African Youth TJ Academy
Building on social justice movements in Africa centered on truth, justice and remembrance, the African Youth Transitional Justice Academy (AYTJA) brought together young African activists and civil society leaders from multiple countries in transition to support exchange and learning among the next generation of transitional justice practitioners. Through trainings and pilot projects, participants gained a deeper understanding of transitional justice mechanisms and how youth can play a role in these processes, promoting truth-telling, accountability and reconciliation among their peers.
With 65% of the total population of Africa below the age of 35 years, Africa is the most youthful continent in the world. Since some African countries with particularly large youth populations have experienced recent violent conflicts, such as Mali and Central African Republic (CAR), there is a tendency for media and official discourse to reduce the role of youth in conflict to that of either instigator or victim. This project instead highlighted the potential of youth as peace-builders, advocates, and active participants in transitional justice processes. While there have been several international summits and training programs that enable civil society organizations (CSOs) to engage youth in transitional justice-related programming, the African Youth Transitional Justice Academy focused on building the capacity of youth themselves, providing a unique and essential opportunity to shape an informed and engaged citizenry capable and willing to hold governments accountable.
The GIJTR’s work in conflict and post-conflict countries has shown that in order to establish lasting peace, youth must be a key component in advocating for truth and justice efforts. They are, however, often unable to engage in transitional justice processes in a sustained way because they lack the foundational knowledge related to issues of truth, justice and reconciliation. In many countries, a deep knowledge of transitional justice is lacking and mainly limited to students at university law faculties.
The GIJTR’s African Youth Transitional Justice Academy was designed to address this gap in current programming. During its first cohort in 2019-2020, the Academy brought together African youth activists and civil society members from countries that are currently experiencing conflict or violence with activists and civil society members from countries that have undergone transitional justice processes. The overall aim of the program was to build participants’ recognition of the role that youth can play in transitional justice processes and to empower a cadre of youth activists and civil society actors to engage in and raise awareness on issues related to truth, justice and reconciliation.

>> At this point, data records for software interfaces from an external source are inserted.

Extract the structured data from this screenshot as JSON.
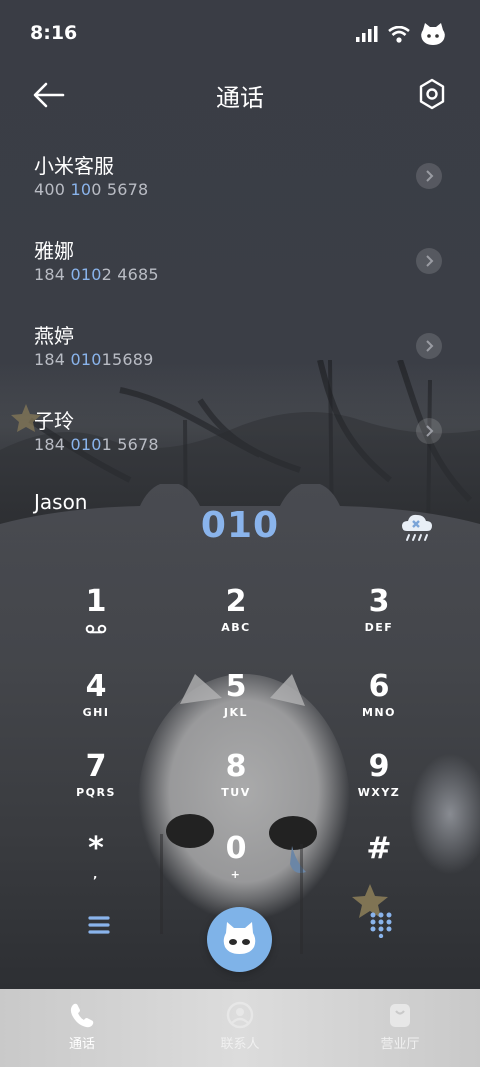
{
  "status_bar": {
    "time": "8:16"
  },
  "header": {
    "title": "通话"
  },
  "contacts": [
    {
      "name": "小米客服",
      "num_a": "400 ",
      "num_hl": "10",
      "num_b": "0 5678"
    },
    {
      "name": "雅娜",
      "num_a": "184 ",
      "num_hl": "010",
      "num_b": "2 4685"
    },
    {
      "name": "燕婷",
      "num_a": "184 ",
      "num_hl": "010",
      "num_b": "15689"
    },
    {
      "name": "子玲",
      "num_a": "184 ",
      "num_hl": "010",
      "num_b": "1 5678"
    },
    {
      "name": "Jason",
      "num_a": "",
      "num_hl": "",
      "num_b": ""
    }
  ],
  "dialpad": {
    "input": "010",
    "keys": [
      {
        "digit": "1",
        "letters": ""
      },
      {
        "digit": "2",
        "letters": "ABC"
      },
      {
        "digit": "3",
        "letters": "DEF"
      },
      {
        "digit": "4",
        "letters": "GHI"
      },
      {
        "digit": "5",
        "letters": "JKL"
      },
      {
        "digit": "6",
        "letters": "MNO"
      },
      {
        "digit": "7",
        "letters": "PQRS"
      },
      {
        "digit": "8",
        "letters": "TUV"
      },
      {
        "digit": "9",
        "letters": "WXYZ"
      },
      {
        "digit": "*",
        "letters": ","
      },
      {
        "digit": "0",
        "letters": "+"
      },
      {
        "digit": "#",
        "letters": ""
      }
    ]
  },
  "bottom_nav": {
    "tabs": [
      {
        "label": "通话",
        "active": true
      },
      {
        "label": "联系人",
        "active": false
      },
      {
        "label": "营业厅",
        "active": false
      }
    ]
  },
  "colors": {
    "accent": "#8ab4ec",
    "call_button": "#7fb3e8"
  }
}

Build the capacity of young civil society actors across Africa to lead transitional justice programming
Through two trainings, ten activists and civil society actors under age 35 from Côte d’Ivoire, The Gambia, Guinea, Mali, Rwanda, South Africa and South Sudan gained a practical understanding of transitional justice in the African context, and the role that youth can play in driving transitional justice processes.
Support for sustainable pilot projects
GIJTR partners provided financial and technical support to participants to design and implement pilot projects in their home countries, based on community consultations, that addressed local truth, justice and reconciliation needs with a particular focus on marginalized groups.
Provide training in participatory methodologies
In addition to covering theoretical concepts related to transitional justice, GIJTR partners led training sessions with participants on the use of participatory methodologies to engage their peers in truth, justice and reconciliation programming through tools like dialogue and the creative and performing arts.
Create opportunities for exchange and networking among young African activists
The Academy created a space for young African activists from multiple contexts to exchange ideas, learn from each other’s experiences, and build relationships to continue supporting each other as they continue their work in pursuit of truth, justice and accountability.
Transitional Justice in Action
“ Before I attended the trainings, I had an idea for a project but it was very vague. The knowledge I gained from the trainings and the advice from the facilitators helped me to have a clear understanding about my project and helped me to get a plan of activities that could be more impactful. ”
Ganza Kanamugire Bertin
As part of the AYTJA, GIJTR offered financial and technical support to the participants to develop small projects to address issues related to justice, truth and reconciliation in their communities. These sub-grants allowed the participants to put into practice the lessons and ideas they exchanged throughout the Academy trainings and to pilot new initiatives when they returned home. The following report highlights the results of the participants’ projects — all innovative programs launched and implemented by young activists with an eye toward engaging youth on key transitional justice issues.